[App and web page records]
--- START ---
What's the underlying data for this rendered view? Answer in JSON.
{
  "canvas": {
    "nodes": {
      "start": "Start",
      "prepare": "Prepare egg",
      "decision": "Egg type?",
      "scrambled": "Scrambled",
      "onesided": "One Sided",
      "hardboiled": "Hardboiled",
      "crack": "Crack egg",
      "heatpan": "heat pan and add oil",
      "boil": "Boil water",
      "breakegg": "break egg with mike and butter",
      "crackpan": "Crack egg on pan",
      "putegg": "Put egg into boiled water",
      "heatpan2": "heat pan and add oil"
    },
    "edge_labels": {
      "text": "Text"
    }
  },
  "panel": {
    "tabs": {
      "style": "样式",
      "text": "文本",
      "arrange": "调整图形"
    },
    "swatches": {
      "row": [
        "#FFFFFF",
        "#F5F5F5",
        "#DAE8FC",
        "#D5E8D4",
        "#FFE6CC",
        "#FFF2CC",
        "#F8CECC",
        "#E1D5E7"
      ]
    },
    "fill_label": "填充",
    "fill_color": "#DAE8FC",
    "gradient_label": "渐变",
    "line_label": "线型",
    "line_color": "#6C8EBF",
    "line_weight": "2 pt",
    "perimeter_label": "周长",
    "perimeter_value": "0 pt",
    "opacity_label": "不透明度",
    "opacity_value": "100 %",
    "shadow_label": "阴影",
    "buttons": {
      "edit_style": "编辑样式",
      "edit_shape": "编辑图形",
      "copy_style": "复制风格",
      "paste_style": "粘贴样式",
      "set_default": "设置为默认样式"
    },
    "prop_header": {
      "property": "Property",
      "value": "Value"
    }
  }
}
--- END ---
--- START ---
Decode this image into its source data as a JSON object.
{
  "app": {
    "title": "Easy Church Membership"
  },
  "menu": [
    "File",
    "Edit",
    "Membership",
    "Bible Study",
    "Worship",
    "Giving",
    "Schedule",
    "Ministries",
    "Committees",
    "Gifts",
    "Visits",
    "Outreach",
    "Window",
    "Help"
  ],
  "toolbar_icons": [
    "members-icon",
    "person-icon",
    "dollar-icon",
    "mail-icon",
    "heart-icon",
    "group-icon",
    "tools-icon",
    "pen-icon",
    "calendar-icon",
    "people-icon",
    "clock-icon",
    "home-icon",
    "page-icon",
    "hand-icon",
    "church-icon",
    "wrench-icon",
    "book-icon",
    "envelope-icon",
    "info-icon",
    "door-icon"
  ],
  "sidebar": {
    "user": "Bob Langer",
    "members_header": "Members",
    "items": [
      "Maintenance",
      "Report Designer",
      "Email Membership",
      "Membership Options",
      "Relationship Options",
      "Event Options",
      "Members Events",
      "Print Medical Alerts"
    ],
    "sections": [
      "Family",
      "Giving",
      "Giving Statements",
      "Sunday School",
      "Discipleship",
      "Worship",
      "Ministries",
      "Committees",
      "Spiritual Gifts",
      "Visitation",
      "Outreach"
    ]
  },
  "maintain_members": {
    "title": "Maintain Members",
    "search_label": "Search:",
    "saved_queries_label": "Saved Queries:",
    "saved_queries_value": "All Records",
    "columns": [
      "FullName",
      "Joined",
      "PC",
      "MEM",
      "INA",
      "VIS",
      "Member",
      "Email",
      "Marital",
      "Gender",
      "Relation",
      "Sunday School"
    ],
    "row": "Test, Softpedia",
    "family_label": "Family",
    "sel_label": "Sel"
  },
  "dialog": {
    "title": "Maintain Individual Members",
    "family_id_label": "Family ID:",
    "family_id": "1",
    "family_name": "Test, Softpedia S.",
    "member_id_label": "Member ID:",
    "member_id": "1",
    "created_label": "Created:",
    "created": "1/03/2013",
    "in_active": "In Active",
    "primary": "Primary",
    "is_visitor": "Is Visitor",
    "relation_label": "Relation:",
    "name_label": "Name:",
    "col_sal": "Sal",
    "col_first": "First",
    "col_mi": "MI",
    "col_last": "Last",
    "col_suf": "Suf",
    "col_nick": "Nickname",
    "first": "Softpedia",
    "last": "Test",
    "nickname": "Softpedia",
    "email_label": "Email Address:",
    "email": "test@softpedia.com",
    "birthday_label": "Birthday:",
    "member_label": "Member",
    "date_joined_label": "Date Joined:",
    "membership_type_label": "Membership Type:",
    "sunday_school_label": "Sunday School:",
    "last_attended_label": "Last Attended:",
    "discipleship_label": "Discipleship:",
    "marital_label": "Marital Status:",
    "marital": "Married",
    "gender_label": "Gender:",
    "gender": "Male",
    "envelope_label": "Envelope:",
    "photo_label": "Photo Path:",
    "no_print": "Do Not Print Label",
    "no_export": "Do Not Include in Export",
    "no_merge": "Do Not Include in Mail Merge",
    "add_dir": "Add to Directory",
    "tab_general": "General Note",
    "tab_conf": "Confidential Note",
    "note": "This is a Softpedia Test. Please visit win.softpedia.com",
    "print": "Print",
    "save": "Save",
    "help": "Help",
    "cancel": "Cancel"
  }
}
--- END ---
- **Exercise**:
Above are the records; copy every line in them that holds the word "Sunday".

- **Response to this task**:
      "Sunday School",
      "Sunday School"
    "sunday_school_label": "Sunday School:",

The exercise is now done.